Problem details:
Where the string "intervalles" occurs in the material below, report the whole line.

● ● ● ● ● ● ●

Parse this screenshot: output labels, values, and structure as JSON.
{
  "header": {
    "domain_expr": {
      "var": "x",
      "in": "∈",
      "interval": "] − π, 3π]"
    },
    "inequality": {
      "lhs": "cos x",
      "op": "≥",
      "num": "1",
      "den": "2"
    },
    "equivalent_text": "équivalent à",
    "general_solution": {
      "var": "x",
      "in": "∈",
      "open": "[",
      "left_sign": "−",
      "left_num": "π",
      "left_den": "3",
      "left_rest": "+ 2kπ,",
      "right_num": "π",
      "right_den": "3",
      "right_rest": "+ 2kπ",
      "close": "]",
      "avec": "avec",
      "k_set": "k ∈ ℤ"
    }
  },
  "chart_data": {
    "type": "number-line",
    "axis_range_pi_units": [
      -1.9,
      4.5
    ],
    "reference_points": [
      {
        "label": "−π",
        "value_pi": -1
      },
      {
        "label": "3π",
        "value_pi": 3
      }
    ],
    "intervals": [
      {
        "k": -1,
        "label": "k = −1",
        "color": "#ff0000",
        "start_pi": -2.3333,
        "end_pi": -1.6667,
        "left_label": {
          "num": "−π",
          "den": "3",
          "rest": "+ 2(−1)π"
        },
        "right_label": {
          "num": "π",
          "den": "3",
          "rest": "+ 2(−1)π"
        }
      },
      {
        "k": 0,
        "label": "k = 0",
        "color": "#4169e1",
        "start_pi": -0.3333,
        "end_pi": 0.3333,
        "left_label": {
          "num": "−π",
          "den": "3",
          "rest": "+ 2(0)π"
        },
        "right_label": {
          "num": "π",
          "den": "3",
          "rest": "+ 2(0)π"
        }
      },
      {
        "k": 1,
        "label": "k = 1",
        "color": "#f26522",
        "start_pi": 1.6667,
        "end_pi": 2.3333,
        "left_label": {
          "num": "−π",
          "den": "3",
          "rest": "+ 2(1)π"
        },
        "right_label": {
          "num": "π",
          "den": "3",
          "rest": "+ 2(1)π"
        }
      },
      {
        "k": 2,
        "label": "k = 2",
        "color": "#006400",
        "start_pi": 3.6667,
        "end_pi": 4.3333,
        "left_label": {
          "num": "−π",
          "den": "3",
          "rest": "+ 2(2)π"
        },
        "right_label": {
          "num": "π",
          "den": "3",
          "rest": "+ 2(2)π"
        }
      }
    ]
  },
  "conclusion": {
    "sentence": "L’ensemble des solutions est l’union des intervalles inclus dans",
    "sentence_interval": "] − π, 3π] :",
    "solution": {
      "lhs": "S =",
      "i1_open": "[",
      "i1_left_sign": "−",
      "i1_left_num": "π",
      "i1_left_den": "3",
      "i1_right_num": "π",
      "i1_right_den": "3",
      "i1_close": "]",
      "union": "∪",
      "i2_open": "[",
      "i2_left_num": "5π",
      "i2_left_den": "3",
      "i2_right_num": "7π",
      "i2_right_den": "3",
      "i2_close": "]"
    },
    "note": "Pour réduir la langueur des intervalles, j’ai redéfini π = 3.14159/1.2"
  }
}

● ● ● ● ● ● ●

Answer area:
    "sentence": "L’ensemble des solutions est l’union des intervalles inclus dans",
    "note": "Pour réduir la langueur des intervalles, j’ai redéfini π = 3.14159/1.2"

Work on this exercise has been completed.